In and around our house in the Eastlake neighborhood of Seattle, it is next to impossible to make voice calls without suffering from numerous drop calls and having to repeatedly yell “Hello? Hello?” at the phone. Not too long ago, i was supposed to give a friend a ride to the airport. Apparently, prior to departing my house to pick him up, he called me on my iPhone. Since the AT&T reception in my house is horrendous, i could only make up part of what he told me and i missed the portion of the conversation where he told me the important detail like where to pick him up. I drove across the lake to Bellevue and waited outside his apartment not knowing that he had already moved out of it and was waiting for me at work in South Lake Union, 5 minutes away from my house!
AT&T’s voice coverage map for my area showing it has the “Best” coverage.
AT&T’s 3G coverage map for the same area. Again, the coverage appears to be great.
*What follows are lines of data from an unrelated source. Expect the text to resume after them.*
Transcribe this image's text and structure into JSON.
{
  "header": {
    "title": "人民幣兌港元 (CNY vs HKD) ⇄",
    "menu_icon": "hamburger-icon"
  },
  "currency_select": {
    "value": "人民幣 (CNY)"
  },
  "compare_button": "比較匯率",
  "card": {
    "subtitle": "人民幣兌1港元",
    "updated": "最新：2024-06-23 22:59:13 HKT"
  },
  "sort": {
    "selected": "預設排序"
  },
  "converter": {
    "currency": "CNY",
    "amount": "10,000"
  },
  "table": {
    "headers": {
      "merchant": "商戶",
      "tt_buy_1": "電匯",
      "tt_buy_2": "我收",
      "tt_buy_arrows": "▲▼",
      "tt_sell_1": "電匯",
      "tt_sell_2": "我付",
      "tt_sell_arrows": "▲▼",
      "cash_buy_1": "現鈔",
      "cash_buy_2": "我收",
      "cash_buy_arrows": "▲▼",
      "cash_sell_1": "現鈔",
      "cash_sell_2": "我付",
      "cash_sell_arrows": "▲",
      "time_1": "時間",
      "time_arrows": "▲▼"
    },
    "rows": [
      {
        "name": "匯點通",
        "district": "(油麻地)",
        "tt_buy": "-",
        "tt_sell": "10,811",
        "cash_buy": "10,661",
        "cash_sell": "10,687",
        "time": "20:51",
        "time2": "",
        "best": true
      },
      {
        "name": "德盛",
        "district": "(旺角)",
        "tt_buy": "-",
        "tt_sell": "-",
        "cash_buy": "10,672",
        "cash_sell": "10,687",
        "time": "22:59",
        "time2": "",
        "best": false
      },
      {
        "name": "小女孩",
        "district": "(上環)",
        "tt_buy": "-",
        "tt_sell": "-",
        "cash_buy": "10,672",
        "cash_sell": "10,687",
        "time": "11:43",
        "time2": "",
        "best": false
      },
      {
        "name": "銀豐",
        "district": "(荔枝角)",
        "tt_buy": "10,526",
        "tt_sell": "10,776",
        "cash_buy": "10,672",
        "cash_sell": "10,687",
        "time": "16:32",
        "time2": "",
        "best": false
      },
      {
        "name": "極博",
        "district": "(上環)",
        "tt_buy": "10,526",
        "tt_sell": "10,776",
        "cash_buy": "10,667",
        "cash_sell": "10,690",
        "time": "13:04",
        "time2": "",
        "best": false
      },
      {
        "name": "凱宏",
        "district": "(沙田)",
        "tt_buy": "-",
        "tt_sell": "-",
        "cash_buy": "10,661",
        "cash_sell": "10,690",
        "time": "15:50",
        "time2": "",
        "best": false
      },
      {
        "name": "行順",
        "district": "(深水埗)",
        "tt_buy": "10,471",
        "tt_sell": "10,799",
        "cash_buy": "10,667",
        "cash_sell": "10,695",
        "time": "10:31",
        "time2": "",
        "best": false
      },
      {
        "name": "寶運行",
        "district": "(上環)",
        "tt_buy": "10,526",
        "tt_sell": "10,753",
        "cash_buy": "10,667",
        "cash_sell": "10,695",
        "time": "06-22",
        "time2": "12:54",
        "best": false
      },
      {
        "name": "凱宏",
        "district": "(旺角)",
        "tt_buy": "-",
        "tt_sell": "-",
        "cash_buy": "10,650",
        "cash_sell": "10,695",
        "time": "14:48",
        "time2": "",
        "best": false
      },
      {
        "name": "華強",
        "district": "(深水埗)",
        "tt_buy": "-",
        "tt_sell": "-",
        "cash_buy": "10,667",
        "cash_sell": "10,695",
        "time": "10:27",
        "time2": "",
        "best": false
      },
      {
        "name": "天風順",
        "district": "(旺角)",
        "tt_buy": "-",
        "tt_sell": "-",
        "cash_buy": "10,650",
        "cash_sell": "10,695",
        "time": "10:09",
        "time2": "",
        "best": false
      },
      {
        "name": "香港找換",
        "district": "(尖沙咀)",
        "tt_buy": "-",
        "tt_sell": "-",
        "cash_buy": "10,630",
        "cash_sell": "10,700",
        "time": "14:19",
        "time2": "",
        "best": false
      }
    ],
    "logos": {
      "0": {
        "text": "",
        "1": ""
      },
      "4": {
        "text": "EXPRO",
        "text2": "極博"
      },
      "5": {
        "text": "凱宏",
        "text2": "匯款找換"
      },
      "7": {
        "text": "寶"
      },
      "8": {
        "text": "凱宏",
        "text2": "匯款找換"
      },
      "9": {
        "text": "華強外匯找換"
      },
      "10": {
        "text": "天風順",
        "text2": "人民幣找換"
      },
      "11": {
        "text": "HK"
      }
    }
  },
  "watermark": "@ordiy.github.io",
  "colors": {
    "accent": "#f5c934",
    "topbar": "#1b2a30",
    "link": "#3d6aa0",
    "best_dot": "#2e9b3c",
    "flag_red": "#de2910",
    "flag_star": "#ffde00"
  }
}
Looking at the coverage maps for both voice and 3G data provided by AT&T, one would think that i should have excellent coverage. If i can actually make/receive a voice call at home without the call being dropped or yelling “Hello? Hello?” repeatedly, i consider that a success. If my iPhone is not constantly connected to my own WiFi router at home, it is excruciatingly slow and painful to use AT&T 3G service. When i tested AT&T’s data rate using RootMetrics‘ CoverageMap app, i was getting about 10 kbps download and 4 kbps upload. That is a far cry from the average download speed of 812 kbps, a download speed that i can only dream of. In fact, my 3G download speed is even slower than EDGE’s average download speed of 75 – 135 kbps.
Root Metrics’ coverage, on the other hand, provides a more accurate representation of users’ experience as it “uses millions of real-world results from mobile users like you to deliver an accurate, unbiased view of each carrier’s performance.” The CoverageMap app by Root Metrics allows a user to collect and submit coverage data to Root Metrics’ servers for analysis. The app also shows the actual coverage map three ways: Overall, Voice and Data. I am not entirely sure what the Overall score demonstrates but both the Voice and Data scores are quite accurate in indicating the actual coverage (or the lack of) in my area.
AT&T’s voice coverage as shown by Root Metrics’ CoverageMap app.
AT&T’s data coverage as shown by Root Metrics’ CoverageMap app.
Well, why is there such a discrepancy between the actual coverage and the one provided by cellular carrier like AT&T? For once, no one is his or her right mind should expect a cellular carrier to honestly reveal the weak spots in its coverage. Would you have signed a two-year contract with AT&T if you knew it has terrible coverage in your neighborhood? Instead of relying on carriers’ provided inflated coverage map, it is more reliable to use one from an unbiased source like Root Metrics.